(Data records for software interfaces)
┏━━

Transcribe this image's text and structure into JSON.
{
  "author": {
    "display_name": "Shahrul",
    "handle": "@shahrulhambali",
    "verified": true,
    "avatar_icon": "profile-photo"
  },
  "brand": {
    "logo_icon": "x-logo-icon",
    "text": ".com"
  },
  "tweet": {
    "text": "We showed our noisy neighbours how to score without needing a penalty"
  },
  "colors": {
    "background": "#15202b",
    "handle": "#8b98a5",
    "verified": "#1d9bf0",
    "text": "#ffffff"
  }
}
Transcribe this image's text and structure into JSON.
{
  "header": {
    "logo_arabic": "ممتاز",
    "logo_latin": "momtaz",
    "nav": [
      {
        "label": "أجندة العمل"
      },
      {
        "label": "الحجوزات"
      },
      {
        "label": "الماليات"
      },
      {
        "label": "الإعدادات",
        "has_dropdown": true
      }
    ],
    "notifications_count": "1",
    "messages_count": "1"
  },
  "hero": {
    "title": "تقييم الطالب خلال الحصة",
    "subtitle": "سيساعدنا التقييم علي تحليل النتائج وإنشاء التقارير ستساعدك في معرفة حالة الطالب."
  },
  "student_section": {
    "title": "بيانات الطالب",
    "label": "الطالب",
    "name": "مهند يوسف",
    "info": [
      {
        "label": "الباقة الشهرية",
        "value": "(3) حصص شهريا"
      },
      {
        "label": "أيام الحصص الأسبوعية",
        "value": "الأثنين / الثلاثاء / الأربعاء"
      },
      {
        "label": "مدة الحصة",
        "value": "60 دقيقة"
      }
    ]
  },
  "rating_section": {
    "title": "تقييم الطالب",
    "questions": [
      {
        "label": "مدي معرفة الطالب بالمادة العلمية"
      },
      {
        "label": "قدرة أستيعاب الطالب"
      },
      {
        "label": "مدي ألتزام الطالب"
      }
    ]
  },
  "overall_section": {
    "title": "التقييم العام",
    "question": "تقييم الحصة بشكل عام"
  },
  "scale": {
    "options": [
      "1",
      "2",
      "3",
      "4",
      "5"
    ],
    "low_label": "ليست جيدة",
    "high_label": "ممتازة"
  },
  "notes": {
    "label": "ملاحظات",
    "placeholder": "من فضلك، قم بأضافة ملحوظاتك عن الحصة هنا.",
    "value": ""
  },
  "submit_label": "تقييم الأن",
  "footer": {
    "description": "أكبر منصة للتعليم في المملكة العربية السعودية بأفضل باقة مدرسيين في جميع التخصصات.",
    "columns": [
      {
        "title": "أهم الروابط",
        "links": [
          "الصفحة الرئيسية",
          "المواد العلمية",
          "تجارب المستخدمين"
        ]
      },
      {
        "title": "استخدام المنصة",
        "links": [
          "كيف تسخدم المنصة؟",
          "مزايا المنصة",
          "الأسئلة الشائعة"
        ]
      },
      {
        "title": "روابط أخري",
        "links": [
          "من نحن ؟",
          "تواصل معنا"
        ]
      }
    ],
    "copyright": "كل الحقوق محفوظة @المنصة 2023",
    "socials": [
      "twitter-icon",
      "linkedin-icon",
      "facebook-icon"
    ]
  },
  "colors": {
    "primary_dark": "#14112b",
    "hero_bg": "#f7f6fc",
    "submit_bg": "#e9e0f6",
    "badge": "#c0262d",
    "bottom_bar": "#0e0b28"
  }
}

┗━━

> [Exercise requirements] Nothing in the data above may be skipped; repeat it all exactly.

> [Result below]
Transcribe this image's text and structure into JSON.
{
  "author": {
    "display_name": "Shahrul",
    "handle": "@shahrulhambali",
    "verified": true,
    "avatar_icon": "profile-photo"
  },
  "brand": {
    "logo_icon": "x-logo-icon",
    "text": ".com"
  },
  "tweet": {
    "text": "We showed our noisy neighbours how to score without needing a penalty"
  },
  "colors": {
    "background": "#15202b",
    "handle": "#8b98a5",
    "verified": "#1d9bf0",
    "text": "#ffffff"
  }
}
Transcribe this image's text and structure into JSON.
{
  "header": {
    "logo_arabic": "ممتاز",
    "logo_latin": "momtaz",
    "nav": [
      {
        "label": "أجندة العمل"
      },
      {
        "label": "الحجوزات"
      },
      {
        "label": "الماليات"
      },
      {
        "label": "الإعدادات",
        "has_dropdown": true
      }
    ],
    "notifications_count": "1",
    "messages_count": "1"
  },
  "hero": {
    "title": "تقييم الطالب خلال الحصة",
    "subtitle": "سيساعدنا التقييم علي تحليل النتائج وإنشاء التقارير ستساعدك في معرفة حالة الطالب."
  },
  "student_section": {
    "title": "بيانات الطالب",
    "label": "الطالب",
    "name": "مهند يوسف",
    "info": [
      {
        "label": "الباقة الشهرية",
        "value": "(3) حصص شهريا"
      },
      {
        "label": "أيام الحصص الأسبوعية",
        "value": "الأثنين / الثلاثاء / الأربعاء"
      },
      {
        "label": "مدة الحصة",
        "value": "60 دقيقة"
      }
    ]
  },
  "rating_section": {
    "title": "تقييم الطالب",
    "questions": [
      {
        "label": "مدي معرفة الطالب بالمادة العلمية"
      },
      {
        "label": "قدرة أستيعاب الطالب"
      },
      {
        "label": "مدي ألتزام الطالب"
      }
    ]
  },
  "overall_section": {
    "title": "التقييم العام",
    "question": "تقييم الحصة بشكل عام"
  },
  "scale": {
    "options": [
      "1",
      "2",
      "3",
      "4",
      "5"
    ],
    "low_label": "ليست جيدة",
    "high_label": "ممتازة"
  },
  "notes": {
    "label": "ملاحظات",
    "placeholder": "من فضلك، قم بأضافة ملحوظاتك عن الحصة هنا.",
    "value": ""
  },
  "submit_label": "تقييم الأن",
  "footer": {
    "description": "أكبر منصة للتعليم في المملكة العربية السعودية بأفضل باقة مدرسيين في جميع التخصصات.",
    "columns": [
      {
        "title": "أهم الروابط",
        "links": [
          "الصفحة الرئيسية",
          "المواد العلمية",
          "تجارب المستخدمين"
        ]
      },
      {
        "title": "استخدام المنصة",
        "links": [
          "كيف تسخدم المنصة؟",
          "مزايا المنصة",
          "الأسئلة الشائعة"
        ]
      },
      {
        "title": "روابط أخري",
        "links": [
          "من نحن ؟",
          "تواصل معنا"
        ]
      }
    ],
    "copyright": "كل الحقوق محفوظة @المنصة 2023",
    "socials": [
      "twitter-icon",
      "linkedin-icon",
      "facebook-icon"
    ]
  },
  "colors": {
    "primary_dark": "#14112b",
    "hero_bg": "#f7f6fc",
    "submit_bg": "#e9e0f6",
    "badge": "#c0262d",
    "bottom_bar": "#0e0b28"
  }
}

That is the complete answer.